Originally introduced to public bathrooms as an environmentally-friendly alternative to paper towels, they are now an expected fixture in public bathrooms across the country. However, scientists are now labeling these devices as a public health threat following a disturbing study.
There are many people out there who will avoid public bathrooms at all costs, concerned about the germs and bacteria that these spaces contain. When forced to, they will take precautions to keep themselves as clean as possible, for example lining the toilet seat to create a ‘safe barrier’ or using a paper towel to open the door. However, scientists warn you may be overlooking the biggest offender of them all.
Returning to the basics, as young children, we were taught that the best way to prevent illness and infection was through the act of washing our hands. In fact, if you look on the wall in the bathrooms at most fast food style restaurants, you will see a sign advising the optimal way to carry out this process, eliminating as many bacteria as possible, a reminder for both patrons and employees. Unfortunately, even those who go to great lengths to wash their hands diligently, trusting in the antibacterial power of soap, find their efforts completely undone the moment that they step up to the hand dryer.

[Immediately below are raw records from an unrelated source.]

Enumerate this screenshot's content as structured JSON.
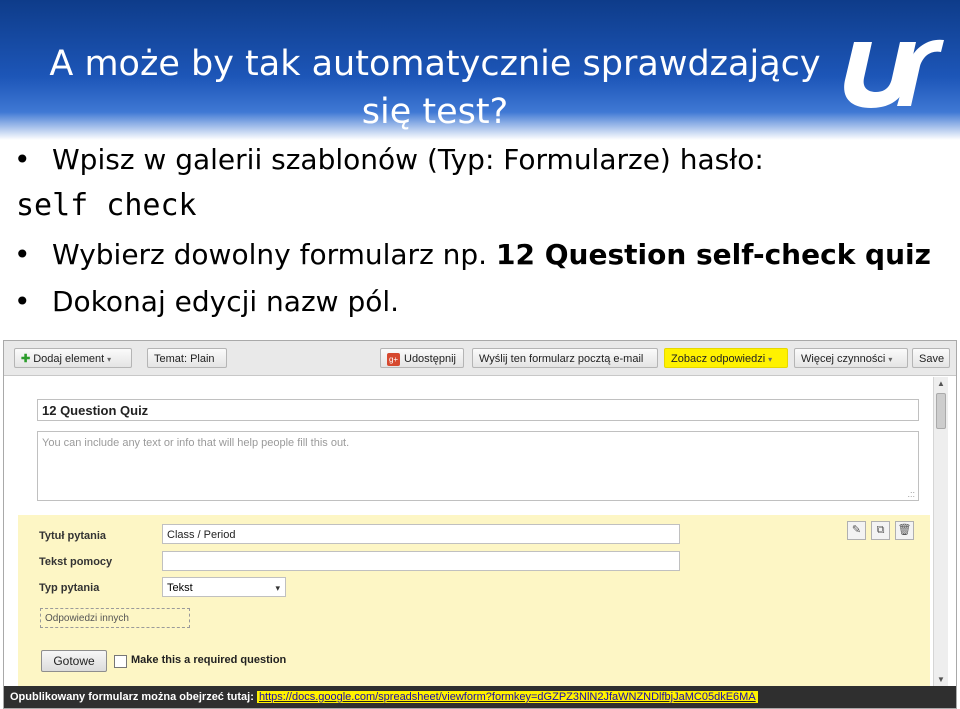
{
  "slide": {
    "title_line1": "A może by tak automatycznie sprawdzający",
    "title_line2": "się test?",
    "bullets": [
      "Wpisz w galerii szablonów (Typ: Formularze) hasło:",
      "Wybierz dowolny formularz np.",
      "Dokonaj edycji nazw pól."
    ],
    "code_text": "self check",
    "bullet2_bold": "12 Question self-check quiz",
    "bullet_glyph": "•"
  },
  "toolbar": {
    "add_element": "Dodaj element",
    "theme": "Temat: Plain",
    "share": "Udostępnij",
    "send_email": "Wyślij ten formularz pocztą e-mail",
    "view_responses": "Zobacz odpowiedzi",
    "more_actions": "Więcej czynności",
    "save": "Save",
    "gplus_glyph": "g+",
    "caret_glyph": "▾",
    "plus_glyph": "✚"
  },
  "form": {
    "title": "12 Question Quiz",
    "description_placeholder": "You can include any text or info that will help people fill this out.",
    "resize_glyph": ".::"
  },
  "question": {
    "title_label": "Tytuł pytania",
    "title_value": "Class / Period",
    "help_label": "Tekst pomocy",
    "help_value": "",
    "type_label": "Typ pytania",
    "type_value": "Tekst",
    "other_answers": "Odpowiedzi innych",
    "done": "Gotowe",
    "required": "Make this a required question",
    "icons": {
      "edit": "✎",
      "duplicate": "⧉",
      "delete": "🗑"
    }
  },
  "footer": {
    "text": "Opublikowany formularz można obejrzeć tutaj:",
    "url": "https://docs.google.com/spreadsheet/viewform?formkey=dGZPZ3NlN2JfaWNZNDlfbjJaMC05dkE6MA"
  },
  "scroll": {
    "up": "▲",
    "down": "▼"
  },
  "colors": {
    "header": "#1d56b8",
    "highlight": "#fff200",
    "question_bg": "#fdf6c5"
  }
}
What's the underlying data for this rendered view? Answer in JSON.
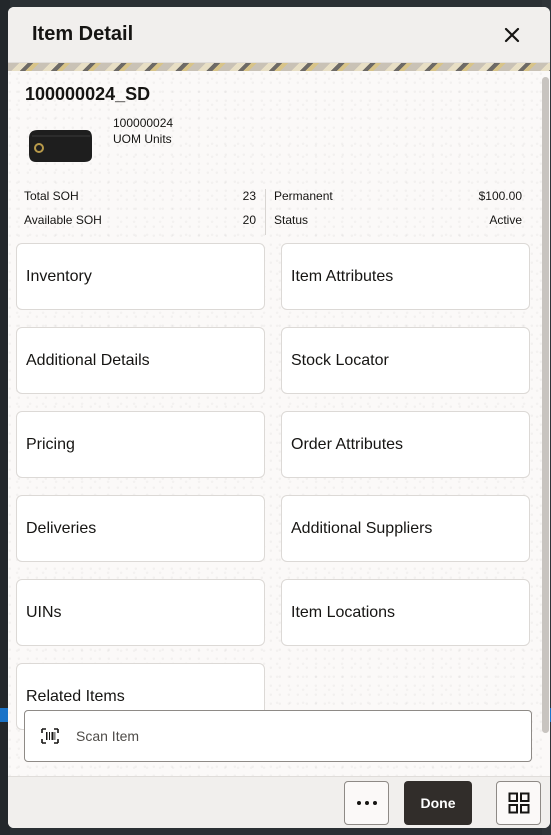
{
  "dialog": {
    "title": "Item Detail"
  },
  "item": {
    "id": "100000024_SD",
    "sub_id": "100000024",
    "uom": "UOM Units"
  },
  "stats": {
    "total_soh_label": "Total SOH",
    "total_soh_value": "23",
    "available_soh_label": "Available SOH",
    "available_soh_value": "20",
    "permanent_label": "Permanent",
    "permanent_value": "$100.00",
    "status_label": "Status",
    "status_value": "Active"
  },
  "tiles": [
    {
      "label": "Inventory"
    },
    {
      "label": "Item Attributes"
    },
    {
      "label": "Additional Details"
    },
    {
      "label": "Stock Locator"
    },
    {
      "label": "Pricing"
    },
    {
      "label": "Order Attributes"
    },
    {
      "label": "Deliveries"
    },
    {
      "label": "Additional Suppliers"
    },
    {
      "label": "UINs"
    },
    {
      "label": "Item Locations"
    },
    {
      "label": "Related Items"
    }
  ],
  "scan": {
    "label": "Scan Item"
  },
  "footer": {
    "done_label": "Done"
  },
  "colors": {
    "done_bg": "#312d2a",
    "dialog_bg": "#fbf9f8",
    "header_bg": "#f1efed"
  }
}
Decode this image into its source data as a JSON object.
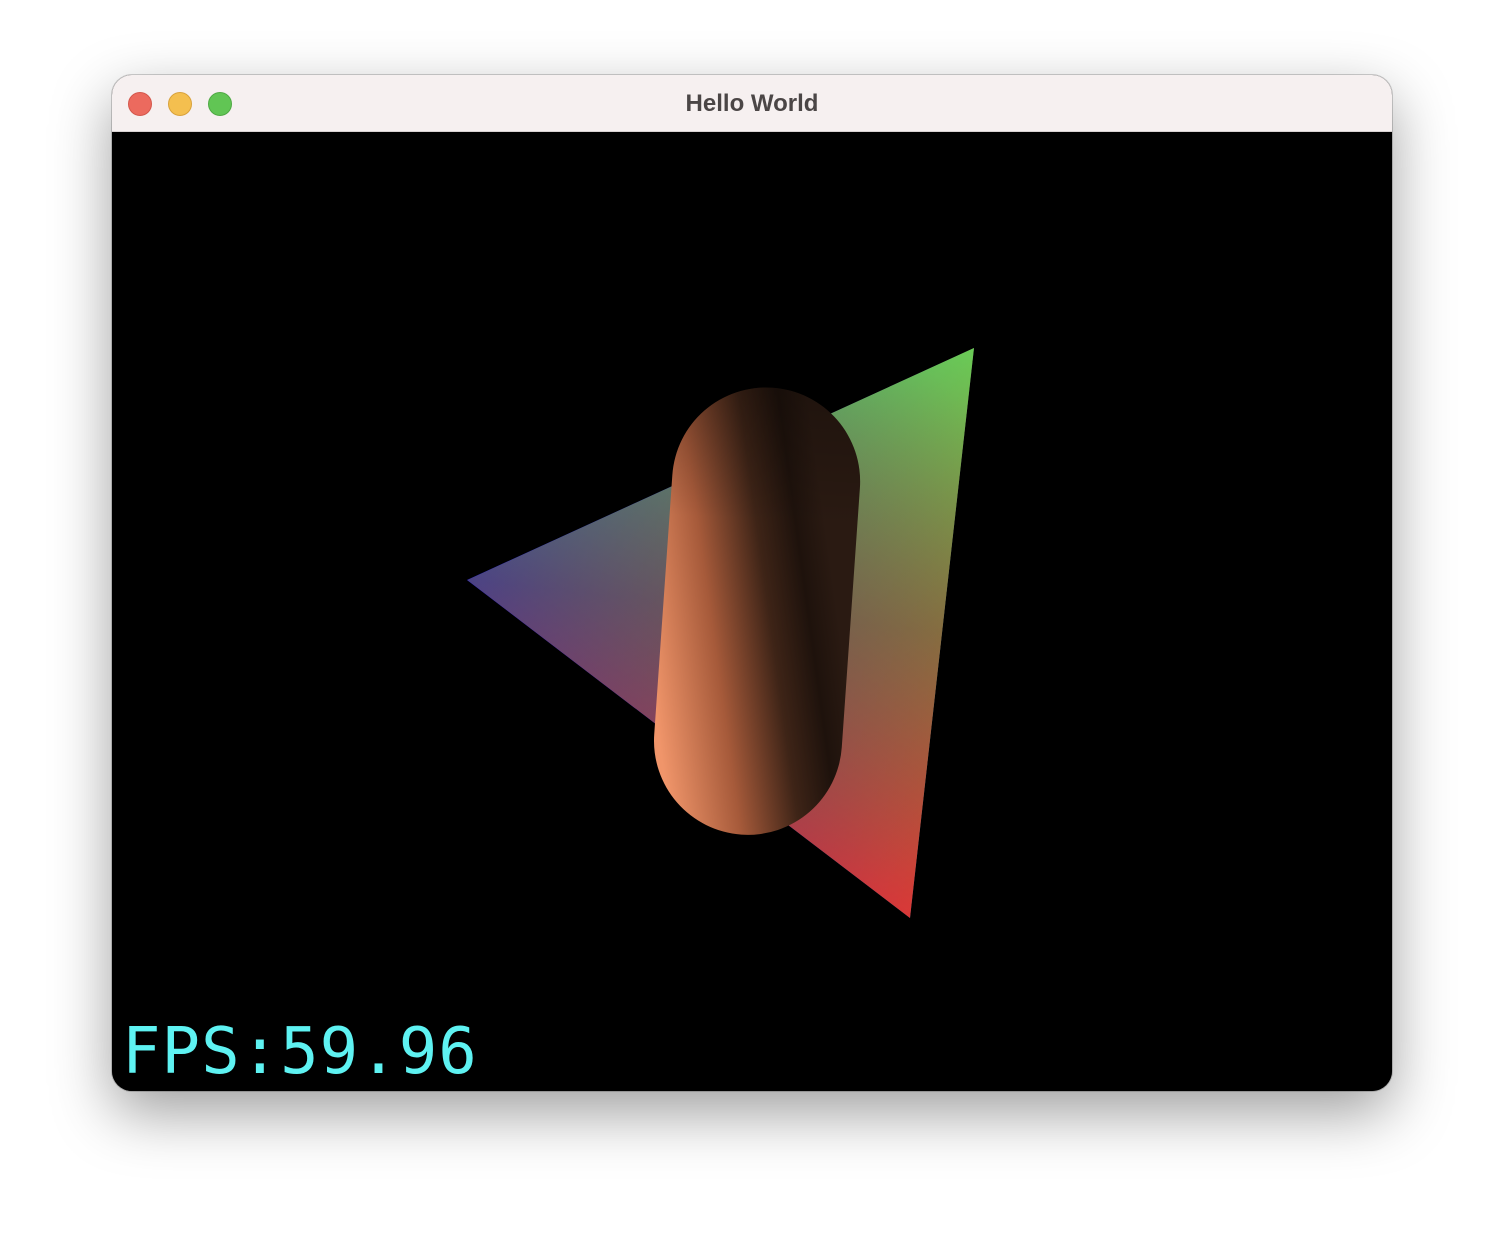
{
  "window": {
    "title": "Hello World"
  },
  "titlebar": {
    "buttons": [
      {
        "name": "close",
        "color": "#ec6a5e"
      },
      {
        "name": "minimize",
        "color": "#f4bf4f"
      },
      {
        "name": "zoom",
        "color": "#61c554"
      }
    ]
  },
  "scene": {
    "background": "#000000",
    "triangle": {
      "vertex_colors": [
        "#0000ff",
        "#66ff44",
        "#ff2a1e"
      ]
    },
    "capsule": {
      "color": "#f0956a",
      "shadow_color": "#1e120c"
    }
  },
  "overlay": {
    "fps_text": "FPS:59.96",
    "fps_color": "#5ef2f2"
  }
}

The concern is that in order to operate, hand dryers must first take in air, however, in doing so they are also sucking in all the bacteria and germs that are floating in the air of a public bathroom, expelling it in a condensed form on the freshly washed hands of everyone who uses them.
It’s a concern that inspired a team of researchers at the University of Connecticut and Quinnipiac University to investigate just how much bacteria are contained in the air that of these devices. The team used a series of both men’s and women’s bathrooms in 3 basic science research areas, using petri dishes to collect samples. For each bathroom, they would expose one dish to the air in the bathroom for 2 minutes with all the dryers off, and a second to the hot air from the hand dryer for a total of 30 seconds.
They then continued to study the petri dishes, watching for any evidence of bacterial growth. The results confirmed their fears. The petri dishes that were exposed just to the bathroom’s air only grew 1 colony of bacteria if they grew any at all, remaining relatively clean. However, the petri dishes exposed to the hot air from the hand dyer grew on average 18 to 60 colonies of bacteria, with some growing more than 250 colonies!
The findings confirm an ongoing concern that has been expressed before in regard to the use of hand dryers in these public spaces. A 2014 study from the University of Leeds highlighted another concern, focusing instead on the bacteria that are dispersed throughout the bathroom with the use of these dryers.
Using the bathrooms at 3 different hospitals, the team collected information while alternative drying methods. For a 4-week period, they would offer only paper towels for hand drying, collecting data regarding the presence of bacteria in the air and on surfaces. They then allowed the use of hand dryers for a 4-week period, collecting data for comparison. During the periods where the hand dryers were available, the bathrooms presented with significantly more bacteria than the periods where paper towels were the only option.
“The problem starts because some people do not wash their hands properly. In effect, the dryer creates an aerosol that contaminates the toilet room, including the dyer itself and potentially the sinks, floor and other surfaces, depending on the dryer design and where it is sited,” explained Professor Mark Wilcox, one of the researchers involved in the study. “However, paper towels absorb the water and microbes left on the hands and if they are disposed of properly, there is less potential for cross-contamination.”
The findings call the safety of the devices in our public washrooms, and whether we should return to the use of paper towel in all settings. Are we making ourselves sick in our attempts to protect the environment?
Image via University of Leeds